UK ministers have come under pressure over planned crypto regulations from a group of crusading MPs seeking a more radical overhaul of the industry.
The Treasury Select Committee published a report on Wednesday in which members said that cryptocurrencies should be treated as gambling, given that they had “no intrinsic value, high price volatility, and no discernible social good.”
Parliamentarians on the committee said the government’s proposals would create a “halo effect”, giving consumers the impression that assets were safe and secure.
What is the government doing to regulate cryptocurrencies?
The treasure established in the February proposals to regulate the crypto industry, including new rules to govern the issuance, trading, and lending of crypto tokens (digital representations of assets) in an effort to safeguard customer funds.
Cryptocurrency exchanges would be required to comply with the rules governing traditional financial services, including the obligation to protect client money in the event of insolvency and conduct due diligence and monitoring of assets listed on their platform.
The government’s measures follow a period of turmoil in the sector. Several lenders and exchanges like the Celsius Network, FTX and Voyager Digital fell into trouble in the past 12 months, sending the price of cryptocurrencies down sharply and undermining investor confidence.
Where do the committee’s plans diverge?
Expert witnesses gave evidence that cryptocurrency trading and investment activity reflected gambling, the lawmakers said, as they questioned the government’s view that crypto activity should be regulated like any other financial service.
The committee highlighted evidence from Charles Randell, former chairman of the Financial Conduct Authority, who said that “speculative cryptocurrencies are pure and simple gambling.” He also called for cryptocurrency-related tax receipts to be used to support debt and addiction services.
The committee also said the government should take a stronger stance on unbacked cryptocurrencies such as bitcoin and ether due to the volatility of their prices and the risk that consumers are exposed to significant losses.
How has the cryptocurrency industry reacted?
Crypto UK, the industry body, attacked the committee’s proposals, arguing that they had overlooked potential benefits and use cases. He said that an appropriate regulatory framework would help mitigate any risk that crypto assets pose to consumers.
“Professional investment managers see Bitcoin and other crypto assets as a new alternative investment class,” said Ian Taylor, Crypto UK board adviser. He said gambling was exempt from capital gains tax, and changes would risk losing the Treasury tens of millions of pounds.
Taylor added: “Equating cryptocurrency with gambling is useless and disingenuous.” Gambling companies must comply with consumer protection rules, but the FCA applies a more stringent set of rules for trading and issuing securities.
What do the proposals mean for those with losses or anyone who has been scammed?
The MPs stressed that the government and the regulator do not currently plan to compensate investors where they suffered significant losses. Harriett Baldwin, a Conservative MP and chair of the committee, said: “In betting on these unbacked tokens, consumers should be aware that they could lose all their money.”
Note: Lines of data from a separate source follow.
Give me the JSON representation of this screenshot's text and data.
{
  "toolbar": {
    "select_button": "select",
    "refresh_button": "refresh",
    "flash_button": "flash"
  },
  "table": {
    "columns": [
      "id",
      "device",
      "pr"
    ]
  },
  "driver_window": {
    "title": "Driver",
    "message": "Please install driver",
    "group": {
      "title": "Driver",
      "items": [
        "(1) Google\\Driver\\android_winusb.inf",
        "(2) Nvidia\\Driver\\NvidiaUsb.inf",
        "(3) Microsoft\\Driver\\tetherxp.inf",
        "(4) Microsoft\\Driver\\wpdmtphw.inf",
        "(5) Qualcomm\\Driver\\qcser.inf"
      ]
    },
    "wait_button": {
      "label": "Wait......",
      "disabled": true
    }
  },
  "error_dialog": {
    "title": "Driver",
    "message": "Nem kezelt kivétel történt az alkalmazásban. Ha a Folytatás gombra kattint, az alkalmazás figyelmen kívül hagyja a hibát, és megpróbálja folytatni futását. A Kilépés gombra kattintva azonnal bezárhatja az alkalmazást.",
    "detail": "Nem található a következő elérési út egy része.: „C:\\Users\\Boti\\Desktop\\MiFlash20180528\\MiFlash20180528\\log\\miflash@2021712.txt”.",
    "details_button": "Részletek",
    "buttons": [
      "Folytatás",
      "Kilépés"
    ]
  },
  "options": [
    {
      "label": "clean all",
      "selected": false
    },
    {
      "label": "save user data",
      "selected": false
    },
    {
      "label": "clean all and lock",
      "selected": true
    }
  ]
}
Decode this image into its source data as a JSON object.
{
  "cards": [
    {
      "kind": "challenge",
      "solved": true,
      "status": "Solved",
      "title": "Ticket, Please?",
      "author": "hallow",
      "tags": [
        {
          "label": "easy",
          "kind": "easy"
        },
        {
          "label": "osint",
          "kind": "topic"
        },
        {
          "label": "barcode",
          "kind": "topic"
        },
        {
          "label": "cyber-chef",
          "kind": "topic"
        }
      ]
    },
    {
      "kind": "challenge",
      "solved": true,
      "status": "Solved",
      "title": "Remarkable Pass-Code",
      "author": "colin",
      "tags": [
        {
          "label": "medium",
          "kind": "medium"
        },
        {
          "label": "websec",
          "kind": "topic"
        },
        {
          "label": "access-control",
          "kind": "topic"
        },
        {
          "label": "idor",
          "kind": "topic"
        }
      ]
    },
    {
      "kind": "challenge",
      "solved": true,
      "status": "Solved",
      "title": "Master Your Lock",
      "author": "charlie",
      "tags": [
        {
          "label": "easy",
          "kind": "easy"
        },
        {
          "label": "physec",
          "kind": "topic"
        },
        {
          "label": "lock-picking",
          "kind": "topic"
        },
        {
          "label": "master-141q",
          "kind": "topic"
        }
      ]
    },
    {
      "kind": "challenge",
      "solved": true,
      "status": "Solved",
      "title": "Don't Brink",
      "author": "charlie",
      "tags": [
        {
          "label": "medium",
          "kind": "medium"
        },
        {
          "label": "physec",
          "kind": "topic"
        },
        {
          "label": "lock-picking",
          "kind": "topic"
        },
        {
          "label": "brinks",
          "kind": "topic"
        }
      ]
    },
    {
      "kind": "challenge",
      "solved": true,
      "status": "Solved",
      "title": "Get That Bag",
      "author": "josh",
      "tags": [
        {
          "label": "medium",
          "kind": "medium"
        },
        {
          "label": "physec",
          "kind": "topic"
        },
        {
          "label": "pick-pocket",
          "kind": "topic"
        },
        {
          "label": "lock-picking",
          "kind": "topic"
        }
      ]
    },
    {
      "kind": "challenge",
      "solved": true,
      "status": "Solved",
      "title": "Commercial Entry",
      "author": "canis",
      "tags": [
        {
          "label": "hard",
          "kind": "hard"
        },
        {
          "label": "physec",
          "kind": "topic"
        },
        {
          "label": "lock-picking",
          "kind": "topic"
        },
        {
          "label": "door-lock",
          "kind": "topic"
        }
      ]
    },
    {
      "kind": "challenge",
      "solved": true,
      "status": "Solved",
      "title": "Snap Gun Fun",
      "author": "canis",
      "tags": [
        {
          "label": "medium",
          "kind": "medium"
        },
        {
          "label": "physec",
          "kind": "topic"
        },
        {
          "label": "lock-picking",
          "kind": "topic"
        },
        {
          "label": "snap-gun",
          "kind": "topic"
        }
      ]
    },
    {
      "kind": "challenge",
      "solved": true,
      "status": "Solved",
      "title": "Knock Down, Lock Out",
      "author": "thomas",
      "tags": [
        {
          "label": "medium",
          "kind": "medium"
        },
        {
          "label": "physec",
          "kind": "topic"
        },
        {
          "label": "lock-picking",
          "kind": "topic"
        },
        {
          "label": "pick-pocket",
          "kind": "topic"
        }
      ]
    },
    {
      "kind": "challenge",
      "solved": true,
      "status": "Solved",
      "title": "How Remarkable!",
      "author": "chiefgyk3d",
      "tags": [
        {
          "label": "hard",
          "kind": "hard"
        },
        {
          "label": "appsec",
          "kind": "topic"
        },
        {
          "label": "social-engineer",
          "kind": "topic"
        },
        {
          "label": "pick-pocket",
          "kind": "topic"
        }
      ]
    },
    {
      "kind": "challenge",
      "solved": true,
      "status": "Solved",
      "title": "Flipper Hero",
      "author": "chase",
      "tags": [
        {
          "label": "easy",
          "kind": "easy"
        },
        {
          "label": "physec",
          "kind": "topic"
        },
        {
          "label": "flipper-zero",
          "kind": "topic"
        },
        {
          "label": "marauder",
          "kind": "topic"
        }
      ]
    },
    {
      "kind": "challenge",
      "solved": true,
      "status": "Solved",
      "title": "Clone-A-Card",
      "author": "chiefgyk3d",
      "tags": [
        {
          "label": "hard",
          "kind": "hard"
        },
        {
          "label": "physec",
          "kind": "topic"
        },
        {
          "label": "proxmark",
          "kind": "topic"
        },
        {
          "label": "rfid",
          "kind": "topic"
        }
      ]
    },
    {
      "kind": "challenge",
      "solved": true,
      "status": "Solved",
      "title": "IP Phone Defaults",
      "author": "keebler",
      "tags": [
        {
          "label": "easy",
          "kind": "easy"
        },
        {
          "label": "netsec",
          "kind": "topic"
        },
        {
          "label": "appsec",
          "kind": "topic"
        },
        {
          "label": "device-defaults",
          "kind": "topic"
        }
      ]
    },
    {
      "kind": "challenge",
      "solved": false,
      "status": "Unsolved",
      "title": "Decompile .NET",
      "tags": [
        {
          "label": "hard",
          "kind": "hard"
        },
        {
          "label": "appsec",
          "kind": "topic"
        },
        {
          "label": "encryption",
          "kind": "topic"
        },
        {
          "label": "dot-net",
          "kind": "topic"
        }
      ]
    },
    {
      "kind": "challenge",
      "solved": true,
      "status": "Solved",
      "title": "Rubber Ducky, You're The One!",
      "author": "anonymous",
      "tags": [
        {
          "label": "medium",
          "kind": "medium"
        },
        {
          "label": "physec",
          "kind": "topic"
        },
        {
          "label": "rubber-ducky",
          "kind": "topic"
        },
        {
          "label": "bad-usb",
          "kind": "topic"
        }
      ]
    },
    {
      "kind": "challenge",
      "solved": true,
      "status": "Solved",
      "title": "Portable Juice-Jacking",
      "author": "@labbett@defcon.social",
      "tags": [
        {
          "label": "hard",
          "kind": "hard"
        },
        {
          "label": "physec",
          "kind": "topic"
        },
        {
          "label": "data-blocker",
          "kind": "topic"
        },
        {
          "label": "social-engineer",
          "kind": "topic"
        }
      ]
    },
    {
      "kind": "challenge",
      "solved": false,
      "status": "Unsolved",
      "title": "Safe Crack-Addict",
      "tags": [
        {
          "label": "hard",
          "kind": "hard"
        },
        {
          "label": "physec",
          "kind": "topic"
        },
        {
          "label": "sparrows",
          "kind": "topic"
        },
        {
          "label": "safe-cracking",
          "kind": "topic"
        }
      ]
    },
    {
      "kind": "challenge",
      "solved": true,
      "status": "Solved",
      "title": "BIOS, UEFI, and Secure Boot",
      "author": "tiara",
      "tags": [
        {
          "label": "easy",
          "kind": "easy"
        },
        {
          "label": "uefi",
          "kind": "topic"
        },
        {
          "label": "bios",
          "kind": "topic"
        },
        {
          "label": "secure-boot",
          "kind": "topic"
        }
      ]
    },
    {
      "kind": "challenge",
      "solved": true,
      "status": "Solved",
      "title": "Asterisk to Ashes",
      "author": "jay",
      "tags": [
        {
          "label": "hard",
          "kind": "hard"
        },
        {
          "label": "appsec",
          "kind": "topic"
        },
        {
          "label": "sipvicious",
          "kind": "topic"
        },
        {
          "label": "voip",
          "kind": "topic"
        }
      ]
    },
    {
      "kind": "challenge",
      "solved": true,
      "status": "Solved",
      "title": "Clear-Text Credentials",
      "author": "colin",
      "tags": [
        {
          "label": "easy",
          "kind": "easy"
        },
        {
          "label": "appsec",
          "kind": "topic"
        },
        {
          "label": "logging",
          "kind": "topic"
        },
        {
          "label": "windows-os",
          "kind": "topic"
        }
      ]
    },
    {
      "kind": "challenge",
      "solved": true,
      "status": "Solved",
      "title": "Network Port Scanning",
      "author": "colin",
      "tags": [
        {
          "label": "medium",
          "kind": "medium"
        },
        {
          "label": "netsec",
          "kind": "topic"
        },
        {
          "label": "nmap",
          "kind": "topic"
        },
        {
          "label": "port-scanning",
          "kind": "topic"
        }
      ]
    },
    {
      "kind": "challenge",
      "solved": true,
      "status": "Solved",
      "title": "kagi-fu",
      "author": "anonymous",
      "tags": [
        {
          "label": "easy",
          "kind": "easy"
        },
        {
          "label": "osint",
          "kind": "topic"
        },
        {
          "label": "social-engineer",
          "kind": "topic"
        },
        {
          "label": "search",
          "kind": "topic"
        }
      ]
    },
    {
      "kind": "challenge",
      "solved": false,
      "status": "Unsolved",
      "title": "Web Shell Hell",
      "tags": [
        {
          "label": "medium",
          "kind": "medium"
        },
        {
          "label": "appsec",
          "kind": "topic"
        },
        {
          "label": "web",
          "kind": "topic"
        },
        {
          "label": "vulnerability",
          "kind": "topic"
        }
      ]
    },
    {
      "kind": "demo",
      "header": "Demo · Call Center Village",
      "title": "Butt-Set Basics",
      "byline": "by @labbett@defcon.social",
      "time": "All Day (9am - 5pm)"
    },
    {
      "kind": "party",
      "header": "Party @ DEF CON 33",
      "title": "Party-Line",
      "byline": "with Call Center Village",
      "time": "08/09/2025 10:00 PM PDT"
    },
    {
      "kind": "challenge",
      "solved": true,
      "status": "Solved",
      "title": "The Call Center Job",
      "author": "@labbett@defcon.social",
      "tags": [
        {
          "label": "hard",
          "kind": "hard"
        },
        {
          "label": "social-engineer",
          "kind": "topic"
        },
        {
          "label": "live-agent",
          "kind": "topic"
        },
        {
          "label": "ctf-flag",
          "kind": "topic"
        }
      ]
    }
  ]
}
However, the committee’s proposals would not eliminate scam risk, volatility or address energy consumption, according to Dion Seymour, director of crypto and digital assets at tax consultancy Andersen LLP, and former policy lead at HM Revenue & Customs on cryptoassets.
Seymour said consumers were more concerned about getting caught in a scam. The Financial Services Compensation Scheme reported last month that more than half of all consumers expressed “fear of being scammed”, while just 12 per cent said they were worried about possible addiction.
I’m not interested in cryptocurrencies, so how does this affect me?
Despite the fact that the parliamentarians expressed deep skepticism about cryptocurrencies, they said that the technologies can be useful, for example, to reduce the cost of payments. Meanwhile, the government is eager to make the UK a hub for the industry.
Aside from the reforms discussed in the committee’s report is work from the Bank of England and the Treasury exploring whether to issue a digital currency to protect the pound sterling against stablecoins (types of cryptocurrencies tied to sovereign currencies) and to reduce the cost of financial transactions.
Meanwhile, HMRC officials have redoubled efforts to increase tax compliance of digital assets. Starting in 2024-25, self-assessment tax returns will have a separate section for individuals and trusts that have disposed of crypto assets.